▶ **Material provided**:
=-=-=

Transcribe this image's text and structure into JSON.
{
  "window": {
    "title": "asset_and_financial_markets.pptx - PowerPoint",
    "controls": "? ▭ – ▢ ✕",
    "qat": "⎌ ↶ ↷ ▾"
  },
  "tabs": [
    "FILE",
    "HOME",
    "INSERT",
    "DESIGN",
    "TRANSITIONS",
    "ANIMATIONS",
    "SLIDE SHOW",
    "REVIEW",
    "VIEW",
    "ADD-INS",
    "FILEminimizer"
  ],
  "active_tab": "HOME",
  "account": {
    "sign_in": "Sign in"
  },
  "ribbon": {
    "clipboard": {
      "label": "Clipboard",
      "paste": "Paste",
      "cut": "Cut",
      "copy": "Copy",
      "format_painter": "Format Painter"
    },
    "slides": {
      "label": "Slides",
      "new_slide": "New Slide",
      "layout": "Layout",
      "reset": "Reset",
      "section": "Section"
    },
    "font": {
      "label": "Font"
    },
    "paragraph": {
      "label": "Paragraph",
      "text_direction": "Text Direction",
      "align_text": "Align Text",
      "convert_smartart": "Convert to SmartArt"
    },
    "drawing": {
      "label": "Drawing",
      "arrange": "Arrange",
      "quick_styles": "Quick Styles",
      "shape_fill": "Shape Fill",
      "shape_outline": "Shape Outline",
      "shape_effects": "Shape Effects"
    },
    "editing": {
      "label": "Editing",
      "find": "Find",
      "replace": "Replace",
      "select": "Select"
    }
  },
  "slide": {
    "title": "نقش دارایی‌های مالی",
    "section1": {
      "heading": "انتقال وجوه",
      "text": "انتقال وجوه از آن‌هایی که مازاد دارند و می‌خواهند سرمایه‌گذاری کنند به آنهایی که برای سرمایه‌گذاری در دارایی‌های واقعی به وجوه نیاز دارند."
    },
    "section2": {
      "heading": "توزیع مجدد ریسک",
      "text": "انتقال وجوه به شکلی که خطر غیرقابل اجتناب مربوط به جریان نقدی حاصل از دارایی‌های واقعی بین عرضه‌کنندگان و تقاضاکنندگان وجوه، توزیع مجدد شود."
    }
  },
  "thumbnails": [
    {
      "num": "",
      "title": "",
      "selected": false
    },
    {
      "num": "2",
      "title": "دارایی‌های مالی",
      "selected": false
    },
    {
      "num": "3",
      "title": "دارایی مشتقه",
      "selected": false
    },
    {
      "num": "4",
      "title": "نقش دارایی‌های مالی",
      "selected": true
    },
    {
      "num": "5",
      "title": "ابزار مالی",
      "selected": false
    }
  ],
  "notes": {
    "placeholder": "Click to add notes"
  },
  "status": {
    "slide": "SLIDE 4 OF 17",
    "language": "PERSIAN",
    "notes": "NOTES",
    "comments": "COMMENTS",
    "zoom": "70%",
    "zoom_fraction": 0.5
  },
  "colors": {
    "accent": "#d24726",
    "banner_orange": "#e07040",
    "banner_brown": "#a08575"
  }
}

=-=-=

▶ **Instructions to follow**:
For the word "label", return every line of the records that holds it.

▶ **Answer section**:
      "label": "Clipboard",
      "label": "Slides",
      "label": "Font"
      "label": "Paragraph",
      "label": "Drawing",
      "label": "Editing",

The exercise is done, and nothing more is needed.